“One expects the call to avoid pregnancy to be exploited by population-control advocates who are always telling poor women and families to avoid pregnancy, most likely with renewed fundraising campaigns and antinatalist propaganda,” said Father Shenan J. Boquet.
The HLI president was responding to a request for comment from Aleteia on El Salvador’s recommendation that women avoid getting pregnant for two years because some suspect a link between the Zika virus and a birth defect.
The World Health Organization said the Zika virus is an emerging viral disease that is transmitted through the bite of an infected mosquito, primarily Aedes aegypti. The same mosquito also transmits the chikungunya virus and dengue and yellow fever. “The virus has been circulating since the 1950s in human populations and is found in Africa, Asia, the Pacific Islands and most recently in the Americas,” said a WHO press release.

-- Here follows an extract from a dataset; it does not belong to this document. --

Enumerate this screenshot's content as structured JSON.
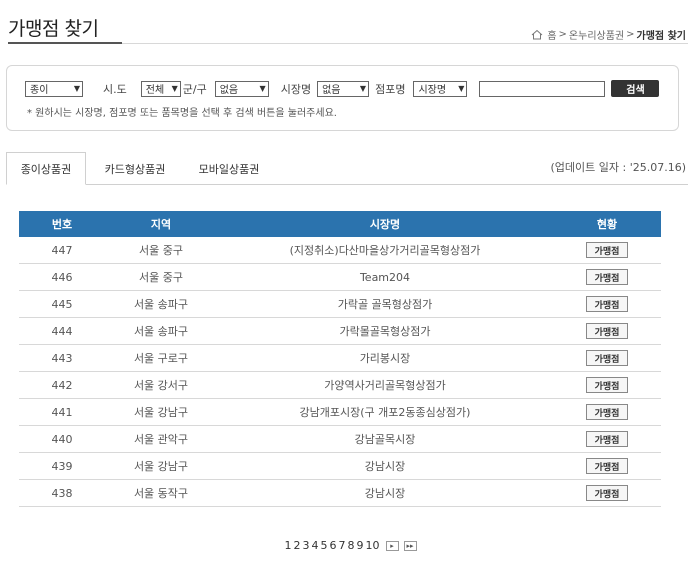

Zika infections have been reported in almost two dozen countries and territories, and in some places, there have also been reports of microcephaly (abnormally small heads) in infants. The fear that Zika is causing this condition has led four Latin American countries to recommend that women delay pregnancy, with El Salvador recommending the longest period, two years.
A causal relationship between Zika virus infection and birth malformations and neurological syndromes has not yet been established, but is strongly suspected,” Dr. Margaret Chan, director-general of WHO, told the organization’s executive board Thursday.
But WHO said that more investigation is needed to understand the relationship between microcephaly in newborns and the Zika virus. Other potential causes are also being investigated.
Abortion is still illegal in many Latin American nations. NPR on Wednesday morning asked Madrid-based Monica Roa, program director of Women’s Link Worldwide, what options women have if they have been exposed to Zika.
“That’s why the debate should be on the table,” Roa said. “In countries like Colombia, women have the option of using emergency contraception or interrupting the pregnancy legally if they are infected with the Zika virus. However, most women, especially those in the most affected areas, do not have clarity over these laws. There is a lack of information and access to these services. And that is for the countries where these kinds of reproductive health services are legal.
“In some other countries, like El Salvador, these kinds of reproductive rights are illegal,” she continued. “This might lead to women getting more unsafe abortions and putting their health and life at risk.”
NPR’s Rene Montagne then asked Roa what support governments in the region could give “to help women reduce their risk of becoming pregnant in the first place.”
“These recommendations must be accompanied by massive campaigns, informing both men and women about the access to and use of contraceptives. [That access] is lacking throughout the region,” Roa responded.
She added, “Women who are pregnant should have information about the possibility of interrupting the pregnancy if the law allows it in that country. In the countries where the law doesn’t allow for [abortion], I think the debate [about reproductive rights] should be on the table and discussed in the context [of Zika virus infections].”
In his statement to Aleteia, Father Boquet said that HLI expects “this very difficult situation to result in demands for radical expansion of access to abortion in law, as if killing a child is tantamount to curing a disease. It is unfortunate that radical sexual and population control ideology has infected so many medical and political institutions, to the point where many have a well-earned mistrust of authorities who would always suppress fertility.”
He urged the Catholic faithful of Latin America “not to jump to conclusions … about what is behind the call to avoid pregnancy, but to pay close attention to what faithful Catholic medical experts who are studying the situation have to say in collaboration with the bishops.”
In case a clear link between Zika and serious birth defects is established, Catholic moral theology can guide the decisions of couples at risk.
“Catholic teaching tells us that it is morally licit for spouses to postpone pregnancy for serious reasons (cf Humanae vitae n. 10, 16), and these reasons may include the health of the mother and child,” Father Boquet said. “If a couple decides to postpone pregnancy, only natural methods — such as a number of ‘natural family planning’ methods that use medical indicators of fertility — are to be used. Artificial methods (such as hormonal, barrier, interruption) remain unacceptable. We urge the faithful to look to the bishops in the affected regions for guidance on these matters, as they are sure to be in dialogue with medical experts and will provide clear teaching as developments arise.”